Osborne RJ, Joel SP, Trew D, et al.: Morphine and metabolite behaviour and different routes of morphine administration: demonstration of the active metabolite morphine-6-glucuronide. Clin Pharmacol Therapeut. 1990; 47: 12-19.

Portenoy RK: Chronic opioid therapy in nonmalignant pain. J Pain Symptom Manage. 1990; 5: S46-S62.

Portenoy RK, Khan E, Layman M, et al.: Chronic morphine therapy for pain for cancer pain: plasma and cerebrospinal fluid morphine and morphine-6-glucuronide concentrations. Neurology. 1991; 41: 1457-1461.

Davison SN: Chronic pain in end-stage renal disease. Adv Chronic Kidney Dis. 2005; 12: 326-334.

Murray A, Hagen NA: Hydromorphone. J Pain Symptom Manage. 2005; 29: S57-S66
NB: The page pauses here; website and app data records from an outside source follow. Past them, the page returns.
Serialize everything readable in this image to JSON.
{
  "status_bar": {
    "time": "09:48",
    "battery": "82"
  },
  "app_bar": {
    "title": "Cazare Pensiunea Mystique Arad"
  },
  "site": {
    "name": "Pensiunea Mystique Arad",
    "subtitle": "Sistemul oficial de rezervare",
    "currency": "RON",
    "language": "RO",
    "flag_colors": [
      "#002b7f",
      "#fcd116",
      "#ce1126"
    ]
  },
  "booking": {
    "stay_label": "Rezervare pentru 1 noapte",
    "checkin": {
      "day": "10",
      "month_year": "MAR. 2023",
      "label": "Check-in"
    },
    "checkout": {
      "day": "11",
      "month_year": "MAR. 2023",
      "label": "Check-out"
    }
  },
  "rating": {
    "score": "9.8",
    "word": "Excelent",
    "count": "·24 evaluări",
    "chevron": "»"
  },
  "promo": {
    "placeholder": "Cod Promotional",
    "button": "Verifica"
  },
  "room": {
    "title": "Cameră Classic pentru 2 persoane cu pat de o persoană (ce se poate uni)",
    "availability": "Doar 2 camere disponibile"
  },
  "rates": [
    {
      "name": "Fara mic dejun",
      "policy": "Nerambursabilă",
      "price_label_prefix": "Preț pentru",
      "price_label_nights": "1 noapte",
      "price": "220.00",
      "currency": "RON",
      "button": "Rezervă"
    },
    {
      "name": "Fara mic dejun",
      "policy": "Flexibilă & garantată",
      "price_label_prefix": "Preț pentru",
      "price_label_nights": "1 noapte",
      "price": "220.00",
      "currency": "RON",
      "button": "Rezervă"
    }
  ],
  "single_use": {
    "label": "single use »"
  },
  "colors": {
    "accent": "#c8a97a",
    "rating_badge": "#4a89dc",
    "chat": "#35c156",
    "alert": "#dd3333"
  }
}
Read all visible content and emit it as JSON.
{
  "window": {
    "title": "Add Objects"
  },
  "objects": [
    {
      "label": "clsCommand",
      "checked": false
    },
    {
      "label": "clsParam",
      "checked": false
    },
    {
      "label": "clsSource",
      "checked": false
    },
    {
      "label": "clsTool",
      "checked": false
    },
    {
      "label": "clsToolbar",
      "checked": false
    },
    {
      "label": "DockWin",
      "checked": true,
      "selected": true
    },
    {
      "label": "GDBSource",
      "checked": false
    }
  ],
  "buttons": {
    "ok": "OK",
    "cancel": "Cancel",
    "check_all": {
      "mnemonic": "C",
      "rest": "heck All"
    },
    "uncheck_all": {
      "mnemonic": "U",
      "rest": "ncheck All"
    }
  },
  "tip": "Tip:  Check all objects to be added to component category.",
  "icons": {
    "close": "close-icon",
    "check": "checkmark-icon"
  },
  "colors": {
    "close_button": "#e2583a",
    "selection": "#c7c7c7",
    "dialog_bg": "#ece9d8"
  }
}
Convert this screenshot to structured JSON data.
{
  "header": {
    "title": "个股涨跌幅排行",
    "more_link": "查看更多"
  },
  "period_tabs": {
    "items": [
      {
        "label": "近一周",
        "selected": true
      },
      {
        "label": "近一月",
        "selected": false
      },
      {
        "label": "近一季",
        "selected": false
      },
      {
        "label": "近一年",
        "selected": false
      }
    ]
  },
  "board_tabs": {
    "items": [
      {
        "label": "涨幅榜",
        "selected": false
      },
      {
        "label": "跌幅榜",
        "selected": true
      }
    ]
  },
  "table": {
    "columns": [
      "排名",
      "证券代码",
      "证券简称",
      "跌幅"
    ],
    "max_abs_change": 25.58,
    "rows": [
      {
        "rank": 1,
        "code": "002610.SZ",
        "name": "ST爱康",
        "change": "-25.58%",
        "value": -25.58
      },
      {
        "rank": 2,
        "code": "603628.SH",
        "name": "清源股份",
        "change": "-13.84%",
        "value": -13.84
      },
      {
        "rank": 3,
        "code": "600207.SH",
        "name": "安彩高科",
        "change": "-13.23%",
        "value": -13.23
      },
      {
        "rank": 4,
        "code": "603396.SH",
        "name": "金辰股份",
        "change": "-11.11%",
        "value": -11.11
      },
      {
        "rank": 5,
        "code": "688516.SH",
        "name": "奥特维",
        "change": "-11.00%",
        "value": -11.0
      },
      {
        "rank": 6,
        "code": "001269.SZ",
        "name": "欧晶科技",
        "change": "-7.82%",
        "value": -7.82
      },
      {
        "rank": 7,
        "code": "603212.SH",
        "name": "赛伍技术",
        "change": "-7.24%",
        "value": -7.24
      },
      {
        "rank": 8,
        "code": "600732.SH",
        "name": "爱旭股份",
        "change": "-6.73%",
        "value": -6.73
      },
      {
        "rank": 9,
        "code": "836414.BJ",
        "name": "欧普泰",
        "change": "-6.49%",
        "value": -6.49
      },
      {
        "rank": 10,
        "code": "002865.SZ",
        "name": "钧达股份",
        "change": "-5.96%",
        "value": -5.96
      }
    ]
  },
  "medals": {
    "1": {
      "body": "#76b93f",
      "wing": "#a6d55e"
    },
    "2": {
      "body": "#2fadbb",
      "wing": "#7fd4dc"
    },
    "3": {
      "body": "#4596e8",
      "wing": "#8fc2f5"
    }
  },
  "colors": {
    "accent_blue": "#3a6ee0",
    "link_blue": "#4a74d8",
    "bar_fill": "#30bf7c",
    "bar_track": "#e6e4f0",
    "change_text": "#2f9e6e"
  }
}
Bruera E, Sloan P, Mount B, et al.: A randomized, doubleblind, double-dummy, crossover trial comparing the safety and efficacy of oral sustained-releae hydromorphone with immediaterelease hydromorphone in patients with cancer pain. J Clin Oncol. 1996; 14: 1713-1717.

Dunbar PJ, Chapman CR, Buckley FP, et al.: Clinical analgesic equivalence for morphine and hydromorphone with prolonged PCA. Pain. 1996; 68: 265-270.

Valner JJ, Stewart JT, Kotzan JA, et al.: Pharmacokinetics and bioavailability of hydromorphone following intravenous and oral administration to human subjects. J Clin Pharmacol. 1981; 21: 152-156.

Quigley C: Hydromorphone for acute and chronic pain. Cochrane Database Syst Rev CD003447, 2002.

Vallner JJ, Stewart JT, Kotzan JA, et al.: Pharmacokinetics and bioavailability of hydromorphone following intravenous and oral administration to human subjects. J Clin Pharmacol. 1981; 21: 152-156.

Zheng M, McErlane KM, Ong MC: Hydromorphone metabolites: isolation and identification from pooled urine samples of a cancer patient. Xenobiotica. 2002; 32: 427-439.

Hagen N, Thirlwell MP, Dhaliwal HS, et al.: Steady-state pharmacokinetics of hydromorphone and hydromorphone-3-glucuronide in cancer patients after immediate and controlledrelease hydromorphone. J Clin Pharmacol. 1995; 35: 37-44.

Durnin C, Hind ID, Wickens MM, et al.: Pharmacokinetics of oral immediate-release hydromorphone (Dilaudid IR) in subjects with renal impairment. Proc West Pharmacol Soc. 2001; 44: 81-82.

Babul N, Darke AC, Hagen N: Hydromorphone metabolite accumulation in renal failure. J Pain Symptom Manage. 1995; 10: 184-186.

Wright AWE, Nocente ML, Smith MT: Hydromorphone-3-glucuronide: Biochemical synthesis and preliminary pharmacological evaluation. Life Sci. 1993; 63: 401-411.

Wright AW, Mather LE, Smith MT: Hydromorphone-3-glucuronide: A more potent neuro-excitant than its structural analogue, morphine-3-glucuronide. Life Sci. 2001; 69: 409-420.

Smith GD, Smith MT: Morphine-3-glucuronide: Evidence to support its putative role in the development of tolerance to the antinociceptive effects of morphine in the rat. Pain. 1995; 62: 51-60.

Hagen N, Swanson R: Mutifocal myoclonus and seizures in extemely high dose opioid administration. Proceedings of the American Academy of Neurology in New York, New York, 1993.

Osborne RJ, Joel SP, Slevin ML: Morphine intoxication in renal failure: The role of morphine-6-glucuronide. Br Med J (Clin Res Ed). 1986; 292: 1548-1549.

Penson RT, Joel SP, Gloyne A, et al.: Morphine analgesia in cancer pain: Role of the glucuronides. J Opioid Manag. 2005; 1: 83-90.



  • There are currently no refbacks.